There’s this moment when you’re sitting in the doctor’s office after your kid has received their diagnosis for allergies or asthma when the doctor sends a nurse in and they give you a mini-emergency response course for the steps to take if need arises. And I remember very clearly the doctor explaining, even though it was two years ago, that the instructions the nurse was going to give were not an “if this happens” but a “when this happens” kind of thing because the allergies our kids were facing would, inevitably, lead to a crisis at some point in their lives. So we learned about epi-pens, how long to wait before dialing 911, and what to do first in an emergency. And every six months or so, when I take the kids in, I get a similar lesson- which beyond being informative, helps you maintain the diligence needed to be an allergy & asthma mama.
And yesterday, I got to test out my training when Landon joined the Blue Lips Kids Club [totally a made up club]. He’s been battling a little cold and congestion for a few days so he’s been a bit off his game as far as energetic eighteen-month-olds go. When he got up from his nap, the first thing he wanted to do was grab a snack. Everyone’s quiet time/ nap time ended at the same moment [it seemed] so we were tangled up in a bit of chaos. Landon was situated at the table when there was a knock on the door, so I went to answer it. As I reached the door, I heard this awful, intense scream. I turned around to see Landon red-faced and drooling. I ran over to him and asked Lucy what he put in his mouth, trying to figure out how he’d reached something he was allergic to. She said he didn’t have anything and gaily pranced away [yes, really]. Landon began trying to put his whole hand inside his mouth and was scratching his tongue. I tried to pick him up and his body was rigid and he was arching his back. I started rubbing and beating on his back to help him make those coughs more productive.

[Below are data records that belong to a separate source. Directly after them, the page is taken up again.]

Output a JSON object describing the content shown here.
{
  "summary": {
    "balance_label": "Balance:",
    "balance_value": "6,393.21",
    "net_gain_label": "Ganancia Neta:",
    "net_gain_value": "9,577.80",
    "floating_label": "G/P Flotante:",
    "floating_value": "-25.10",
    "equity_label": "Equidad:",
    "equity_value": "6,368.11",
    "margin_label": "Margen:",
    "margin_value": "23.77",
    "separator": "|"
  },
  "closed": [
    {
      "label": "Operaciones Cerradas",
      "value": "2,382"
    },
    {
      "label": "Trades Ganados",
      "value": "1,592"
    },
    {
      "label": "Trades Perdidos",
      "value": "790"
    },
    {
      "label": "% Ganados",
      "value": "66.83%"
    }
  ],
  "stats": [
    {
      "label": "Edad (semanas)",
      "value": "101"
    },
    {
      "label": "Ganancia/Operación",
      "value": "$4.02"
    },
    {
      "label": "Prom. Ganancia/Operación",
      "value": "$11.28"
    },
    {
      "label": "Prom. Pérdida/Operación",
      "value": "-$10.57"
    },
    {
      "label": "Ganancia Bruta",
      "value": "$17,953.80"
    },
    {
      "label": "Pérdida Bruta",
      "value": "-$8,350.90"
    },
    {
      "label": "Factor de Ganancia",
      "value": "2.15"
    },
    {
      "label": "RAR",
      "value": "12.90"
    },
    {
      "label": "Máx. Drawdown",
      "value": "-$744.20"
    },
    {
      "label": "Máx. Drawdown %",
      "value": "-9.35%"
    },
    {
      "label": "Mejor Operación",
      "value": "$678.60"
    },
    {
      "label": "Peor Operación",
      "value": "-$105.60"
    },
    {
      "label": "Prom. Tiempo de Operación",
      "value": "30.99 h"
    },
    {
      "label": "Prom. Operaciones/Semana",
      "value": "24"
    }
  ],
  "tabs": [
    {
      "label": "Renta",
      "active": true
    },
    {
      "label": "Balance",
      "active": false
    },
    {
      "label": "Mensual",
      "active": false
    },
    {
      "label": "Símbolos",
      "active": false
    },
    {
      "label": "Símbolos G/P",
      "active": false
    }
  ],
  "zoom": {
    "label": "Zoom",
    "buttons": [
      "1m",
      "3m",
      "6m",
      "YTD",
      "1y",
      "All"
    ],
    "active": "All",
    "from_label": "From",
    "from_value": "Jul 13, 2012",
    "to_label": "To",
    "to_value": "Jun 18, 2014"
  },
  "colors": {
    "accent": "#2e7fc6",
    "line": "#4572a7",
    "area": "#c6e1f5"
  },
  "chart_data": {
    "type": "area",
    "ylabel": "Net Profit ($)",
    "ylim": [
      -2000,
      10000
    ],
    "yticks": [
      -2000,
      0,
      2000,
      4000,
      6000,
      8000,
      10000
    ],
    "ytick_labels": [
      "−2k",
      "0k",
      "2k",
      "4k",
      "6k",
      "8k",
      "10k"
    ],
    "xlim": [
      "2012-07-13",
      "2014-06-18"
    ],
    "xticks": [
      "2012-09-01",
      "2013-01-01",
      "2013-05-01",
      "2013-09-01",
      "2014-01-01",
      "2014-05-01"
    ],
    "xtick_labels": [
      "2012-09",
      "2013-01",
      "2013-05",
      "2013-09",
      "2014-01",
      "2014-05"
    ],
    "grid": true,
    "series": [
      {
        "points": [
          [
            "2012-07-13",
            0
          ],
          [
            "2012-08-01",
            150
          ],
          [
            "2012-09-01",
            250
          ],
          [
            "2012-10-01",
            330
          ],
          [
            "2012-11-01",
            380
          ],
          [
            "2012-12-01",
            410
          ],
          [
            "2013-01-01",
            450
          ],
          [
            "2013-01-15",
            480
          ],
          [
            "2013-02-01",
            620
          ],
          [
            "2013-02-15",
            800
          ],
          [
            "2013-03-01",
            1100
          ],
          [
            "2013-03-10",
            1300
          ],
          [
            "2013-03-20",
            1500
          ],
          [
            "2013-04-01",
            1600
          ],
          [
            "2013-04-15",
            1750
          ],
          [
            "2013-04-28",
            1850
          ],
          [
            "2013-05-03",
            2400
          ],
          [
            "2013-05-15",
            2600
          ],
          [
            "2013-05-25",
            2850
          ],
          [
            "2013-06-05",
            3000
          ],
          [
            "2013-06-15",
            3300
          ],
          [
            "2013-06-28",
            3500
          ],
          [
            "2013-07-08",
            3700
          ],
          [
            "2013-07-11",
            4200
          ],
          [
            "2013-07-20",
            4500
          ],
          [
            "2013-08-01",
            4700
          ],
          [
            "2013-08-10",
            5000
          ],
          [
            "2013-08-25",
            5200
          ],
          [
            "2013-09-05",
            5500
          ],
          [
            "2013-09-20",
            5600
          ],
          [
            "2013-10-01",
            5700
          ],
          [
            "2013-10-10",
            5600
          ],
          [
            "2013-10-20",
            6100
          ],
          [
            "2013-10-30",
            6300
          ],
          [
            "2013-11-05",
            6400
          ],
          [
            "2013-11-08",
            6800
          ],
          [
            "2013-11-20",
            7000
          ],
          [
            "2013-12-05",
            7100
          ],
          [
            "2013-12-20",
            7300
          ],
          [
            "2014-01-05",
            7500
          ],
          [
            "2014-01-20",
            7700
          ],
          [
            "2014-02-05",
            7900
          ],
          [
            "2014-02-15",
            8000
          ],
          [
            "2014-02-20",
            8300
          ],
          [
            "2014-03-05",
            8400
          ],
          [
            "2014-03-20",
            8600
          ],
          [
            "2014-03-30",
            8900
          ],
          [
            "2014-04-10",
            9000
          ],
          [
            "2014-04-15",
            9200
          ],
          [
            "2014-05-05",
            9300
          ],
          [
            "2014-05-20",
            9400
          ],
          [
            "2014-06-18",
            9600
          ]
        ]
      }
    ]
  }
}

Thankfully, mercifully, we keep his nebulizer set up all the time so after I frantically gathered his medicine, we were able to start a breathing treatment. He was extremely upset [of course] and about a minute into the treatment his lips began to turn blue. His body was still rigid and he began to tremble and sweat. I knew the medicine would help so I pressed on, counting the seconds in my head until I would grab an epi-pen. But thankfully, and once again mercifully, I could feel him begin to relax in my arms and take in bigger breaths of medicine. His lips returned to pink and he began to try to suck his thumb [I’ve never been so thankful to see that!].
The trembling didn’t go away for a while so we had him checked out that night. The nurse told me over and over that my response was perfect, which made me laugh a little. It’s only through the grace of God that I was able to get medicine into him so quickly, and that his response to the medicine was so immediate. The doctor told us coughing had caused his airways, which are constantly constricted because he’s an asthmatic, to become blocked by some mucus that he couldn’t work out [There was a metaphor about how if an adult’s airway is the size of a garden hose, a kid’s is the size of a straw and an asthmatic kids is the size of a coffee stirrer.]
Today he seems recovered. Well, beyond the double ear infection he’s also fighting right now. My poor sweet boy. It wasn’t until later that night that I realized that in the week prior to this [his first] attack I’d had a number of people [seemingly] randomly ask to pray for the kids. They prayed healing over them, but I realize now that some part of that was for future healing. There are no coincidences. Wow. So, if you would, pray for my little guy. A cold stinks but when you have asthma a cold can be dangerous. And maybe pray for me too. I’m trying not to be on falcon allergy mama priority alert 24/7. To trust my children to God.